Here in Spain, I often think about this: what will happen after the war? It will end at some point, I don’t know how, but it will be finished. What then? I think that in all this madness it is important to maintain dignity, humanity. If humanistic values stop having meaning, then after the war, we will fall into a real pit. It is crucial to talk [about this] now, because after, we will all live to restore these values.
How have you helped those suffering from the war?
In ways that I know how. I talked, wrote posts on social media, did livestreams. I helped people see each other not as enemies but as victims who need to come together and support one another. I talked about how to communicate with loved ones or with those who are on different sides of the border. And there are wonderful people on the Ukrainian side who tell me that they understand who exactly started this war. There are Russians who say that they don’t want to have anything in common with this regime that started the war, and want to help instead. I think that this is our path going forward. The “post-Russians” will remain, [those] who have crossed the borders of ols Russia, and moved on. And in this post-war world, we will have to negotiate with one another: with dignity, carefully, gently. Learn to not spin conflicts, because one conflict often begets a second and a third. This is a considerable amount of work.
Work for activists among others?
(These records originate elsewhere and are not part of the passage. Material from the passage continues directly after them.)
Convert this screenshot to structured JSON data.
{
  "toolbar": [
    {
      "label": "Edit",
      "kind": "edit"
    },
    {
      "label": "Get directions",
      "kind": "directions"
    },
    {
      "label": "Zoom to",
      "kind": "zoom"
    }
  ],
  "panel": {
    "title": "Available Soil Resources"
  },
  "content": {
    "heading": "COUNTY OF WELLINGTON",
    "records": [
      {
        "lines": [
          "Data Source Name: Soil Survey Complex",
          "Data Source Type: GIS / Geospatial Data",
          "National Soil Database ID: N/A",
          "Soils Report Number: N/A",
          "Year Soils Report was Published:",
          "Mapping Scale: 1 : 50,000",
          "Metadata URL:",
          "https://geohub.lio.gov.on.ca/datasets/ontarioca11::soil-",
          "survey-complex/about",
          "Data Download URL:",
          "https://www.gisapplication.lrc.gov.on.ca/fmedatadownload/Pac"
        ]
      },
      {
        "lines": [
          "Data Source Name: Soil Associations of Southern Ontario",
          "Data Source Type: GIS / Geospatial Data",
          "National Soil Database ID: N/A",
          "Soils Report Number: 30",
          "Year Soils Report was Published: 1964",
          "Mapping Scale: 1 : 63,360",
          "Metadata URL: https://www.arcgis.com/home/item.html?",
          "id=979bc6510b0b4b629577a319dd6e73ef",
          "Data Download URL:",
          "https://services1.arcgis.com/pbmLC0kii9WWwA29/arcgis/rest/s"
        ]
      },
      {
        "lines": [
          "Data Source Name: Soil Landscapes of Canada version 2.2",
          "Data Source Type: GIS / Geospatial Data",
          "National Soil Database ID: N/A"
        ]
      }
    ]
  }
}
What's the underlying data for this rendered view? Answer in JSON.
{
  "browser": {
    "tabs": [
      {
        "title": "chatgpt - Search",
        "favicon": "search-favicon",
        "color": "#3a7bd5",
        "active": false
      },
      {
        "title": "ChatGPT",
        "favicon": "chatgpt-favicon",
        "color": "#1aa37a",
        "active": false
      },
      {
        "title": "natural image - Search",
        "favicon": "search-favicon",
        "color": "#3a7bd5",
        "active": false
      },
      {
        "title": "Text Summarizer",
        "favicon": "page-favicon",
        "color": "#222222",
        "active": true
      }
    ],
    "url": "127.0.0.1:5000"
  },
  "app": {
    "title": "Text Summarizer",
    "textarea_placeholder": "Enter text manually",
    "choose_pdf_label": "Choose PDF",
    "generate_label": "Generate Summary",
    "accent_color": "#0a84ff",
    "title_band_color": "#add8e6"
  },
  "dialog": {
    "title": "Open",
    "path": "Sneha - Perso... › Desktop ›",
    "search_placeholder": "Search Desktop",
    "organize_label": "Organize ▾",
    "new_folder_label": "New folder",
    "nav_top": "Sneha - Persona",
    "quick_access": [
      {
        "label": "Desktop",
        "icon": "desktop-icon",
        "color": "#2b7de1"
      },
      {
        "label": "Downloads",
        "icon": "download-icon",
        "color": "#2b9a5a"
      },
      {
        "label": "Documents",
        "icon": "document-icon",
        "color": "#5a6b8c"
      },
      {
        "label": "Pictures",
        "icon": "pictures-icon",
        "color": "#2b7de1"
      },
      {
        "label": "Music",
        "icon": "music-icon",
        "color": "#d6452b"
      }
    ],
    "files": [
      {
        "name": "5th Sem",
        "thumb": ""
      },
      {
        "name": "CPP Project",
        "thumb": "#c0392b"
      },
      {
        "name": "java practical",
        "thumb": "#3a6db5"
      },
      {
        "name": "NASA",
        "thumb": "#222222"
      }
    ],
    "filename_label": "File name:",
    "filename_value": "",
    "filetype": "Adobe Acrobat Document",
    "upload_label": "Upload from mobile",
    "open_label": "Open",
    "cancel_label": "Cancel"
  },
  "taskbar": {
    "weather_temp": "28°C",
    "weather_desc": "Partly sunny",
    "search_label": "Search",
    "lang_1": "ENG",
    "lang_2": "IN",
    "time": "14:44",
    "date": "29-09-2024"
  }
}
Activists must create this arena for discourse, a place of dignity, so that after the war ends, people will have someplace to go. Where they could get world experience. As an activist, I see my primary purpose as creating precisely this kind of informational space. Because when a person doesn’t have a template for healthy behaviour, the war within can go on endlessly.